She likes to watch the kids play because it reminds her of when her own children were young and free and innocent. But it feels like her whole town has been robbed of that innocence.
Raquel Martinez and her four children stayed home for days, holding each other. They’re scared, she said. Her two daughters, 15 and 11 years old, stood crying at a memorial. They’d both been taught by the two teachers who died, Irma Garcia and Eva Mireles. They were kind, the girls said, always smiling, always helpful. Their 8-year-old cousin was in the school at the time but made it out alive.
“Heartbreaking,” Martinez said, doesn’t sound like a big enough word for this. “Heart-shattering,” she offered, instead.

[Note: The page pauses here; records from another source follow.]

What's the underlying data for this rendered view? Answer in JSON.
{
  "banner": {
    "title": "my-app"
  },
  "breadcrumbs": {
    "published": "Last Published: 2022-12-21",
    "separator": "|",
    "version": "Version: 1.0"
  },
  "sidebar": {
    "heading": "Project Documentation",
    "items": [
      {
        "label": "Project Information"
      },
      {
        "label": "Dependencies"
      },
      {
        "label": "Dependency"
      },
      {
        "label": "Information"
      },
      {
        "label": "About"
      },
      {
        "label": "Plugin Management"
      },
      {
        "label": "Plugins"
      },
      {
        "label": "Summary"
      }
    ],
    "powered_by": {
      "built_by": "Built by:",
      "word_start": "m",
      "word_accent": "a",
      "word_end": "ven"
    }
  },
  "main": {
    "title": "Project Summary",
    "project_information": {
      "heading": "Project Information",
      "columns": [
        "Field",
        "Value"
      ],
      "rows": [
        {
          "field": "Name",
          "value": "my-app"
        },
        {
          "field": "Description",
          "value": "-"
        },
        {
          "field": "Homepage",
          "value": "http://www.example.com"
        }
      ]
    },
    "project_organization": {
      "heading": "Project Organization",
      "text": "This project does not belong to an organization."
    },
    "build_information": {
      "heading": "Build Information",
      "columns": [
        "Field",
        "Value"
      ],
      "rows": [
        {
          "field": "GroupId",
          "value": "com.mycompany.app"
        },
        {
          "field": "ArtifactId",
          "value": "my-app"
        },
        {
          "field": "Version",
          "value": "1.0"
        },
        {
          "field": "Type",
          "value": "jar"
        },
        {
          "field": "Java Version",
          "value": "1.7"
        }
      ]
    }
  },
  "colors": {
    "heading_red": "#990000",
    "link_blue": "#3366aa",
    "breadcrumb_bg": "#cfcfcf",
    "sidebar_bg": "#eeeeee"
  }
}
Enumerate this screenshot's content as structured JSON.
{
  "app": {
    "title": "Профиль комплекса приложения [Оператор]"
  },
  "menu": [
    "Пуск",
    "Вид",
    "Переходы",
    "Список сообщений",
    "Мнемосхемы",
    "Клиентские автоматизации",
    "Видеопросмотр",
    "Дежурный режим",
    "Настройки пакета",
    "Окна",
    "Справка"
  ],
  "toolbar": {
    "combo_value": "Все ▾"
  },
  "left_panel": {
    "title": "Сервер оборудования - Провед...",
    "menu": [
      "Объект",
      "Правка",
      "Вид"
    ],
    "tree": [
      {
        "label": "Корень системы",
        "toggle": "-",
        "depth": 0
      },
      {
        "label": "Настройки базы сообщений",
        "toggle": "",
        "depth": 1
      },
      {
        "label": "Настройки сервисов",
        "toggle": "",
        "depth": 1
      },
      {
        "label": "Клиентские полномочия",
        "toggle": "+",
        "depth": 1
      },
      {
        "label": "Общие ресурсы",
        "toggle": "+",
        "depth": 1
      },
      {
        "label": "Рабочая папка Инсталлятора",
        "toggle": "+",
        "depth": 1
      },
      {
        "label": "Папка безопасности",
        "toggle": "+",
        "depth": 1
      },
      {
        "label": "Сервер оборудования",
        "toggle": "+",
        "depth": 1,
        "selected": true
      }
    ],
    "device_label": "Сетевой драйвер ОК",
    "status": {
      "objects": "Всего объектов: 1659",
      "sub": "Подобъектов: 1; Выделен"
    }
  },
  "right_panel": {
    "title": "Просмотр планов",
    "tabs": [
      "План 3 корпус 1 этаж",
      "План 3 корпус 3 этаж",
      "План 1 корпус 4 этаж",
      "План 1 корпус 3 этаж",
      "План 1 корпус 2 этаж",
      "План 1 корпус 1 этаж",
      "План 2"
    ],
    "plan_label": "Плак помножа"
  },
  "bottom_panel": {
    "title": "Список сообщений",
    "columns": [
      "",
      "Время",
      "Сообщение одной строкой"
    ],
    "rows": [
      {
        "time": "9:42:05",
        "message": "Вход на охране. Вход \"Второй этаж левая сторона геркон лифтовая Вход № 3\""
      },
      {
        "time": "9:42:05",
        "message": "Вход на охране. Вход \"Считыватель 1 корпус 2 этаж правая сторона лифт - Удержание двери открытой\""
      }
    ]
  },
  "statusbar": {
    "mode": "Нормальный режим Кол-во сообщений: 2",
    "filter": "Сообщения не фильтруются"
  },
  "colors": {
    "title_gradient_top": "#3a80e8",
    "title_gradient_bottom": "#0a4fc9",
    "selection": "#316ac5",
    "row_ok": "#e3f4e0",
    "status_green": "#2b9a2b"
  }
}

The family left home for the first time a few days after the shooting to go to the grocery, then drop off flowers for their fallen teachers and children. Martinez kept her kids close.
“I don’t feel safe anywhere,” she said. “You’d never think this could happen here. How can you know where it’s going to happen next and when?”
They’d had big plans for the summer, soccer, softball, playing outside with their friends. But they don’t know about any of that anymore.
“That’s the worst part about it,” Martinez said. “They were almost out of school, just days away, they were getting ready to just be kids, be free.”
Across town, 8-year-old Jeremiah Lennon sits quietly on his couch most of the time, staring off into space. Before all this, he was an excitable kid, said his grandma, Brenda Morales. He’d come home from school, eat, head outside to play tag or hide and seek with the neighborhood children.
“He’s different now,” Morales said. He doesn’t eat much. He doesn’t talk much, either. “He’s changed. Everything’s changed.”
The third grader had been in a classroom just next to the rooms where the shooter holed up.
The 15 kids in his class sat on the ground in the corner, as quiet as they could be, he said. The gunman tried to get in but the door was locked. Jeremiah said he was mad at first, because they were missing recess. He was also terrified: “I was scared I would get shot, my friends would get shot.”
He told his mom later that some of his classmates were crying, and he wanted to be brave and strong for them, so he did not let himself cry.
Outside the school’s walls, word started spreading.
His mom, Ashley Morales, rushed to the civic center where parents were told they’d be reunited with their kids. She waited there for two hours; it seemed like an eternity. Then Jeremiah emerged, the last kid out. She hugged him and wept. “My baby, my baby, what would happen if I didn’t have my baby?”
Their family has lived here generations. They’re connected somehow to just about everyone in town, so when the names started to emerge of the children who died, they were stunned.
Three of Jeremiah’s friends died, including a boy who lived across the courtyard of his apartment complex — the boys had played together almost every day. Two of their cousins lost daughters, and a neighbor lost a daughter, too. Ashley’s co-workers at a fast-food restaurant lost relatives; she asks them how they’re doing and they try to put on a brave face and say they’re OK, but she knows they are not.
Her mother, Brenda Morales, said they’ve struggled with guilt: Jeremiah made it out alive and so many others didn’t.
“I don’t know why he decided to kill my friends,” said the boy, bouncing nervously on a trampoline. They don’t know what to say, except that his friends are in heaven now with God.
They also don’t know what to say when he tells them he doesn’t want to go back to school in the fall.
“They’ll kill me,” he says.
He wants to be a police officer when he grows up, “so I can arrest bad guys, the people who have the guns.” He wants his friends to feel safe again.
Every time they walk out of their apartment, he gazes across the courtyard to the door where his best friend had lived.
He reminds his mom: “My friend isn’t there anymore.”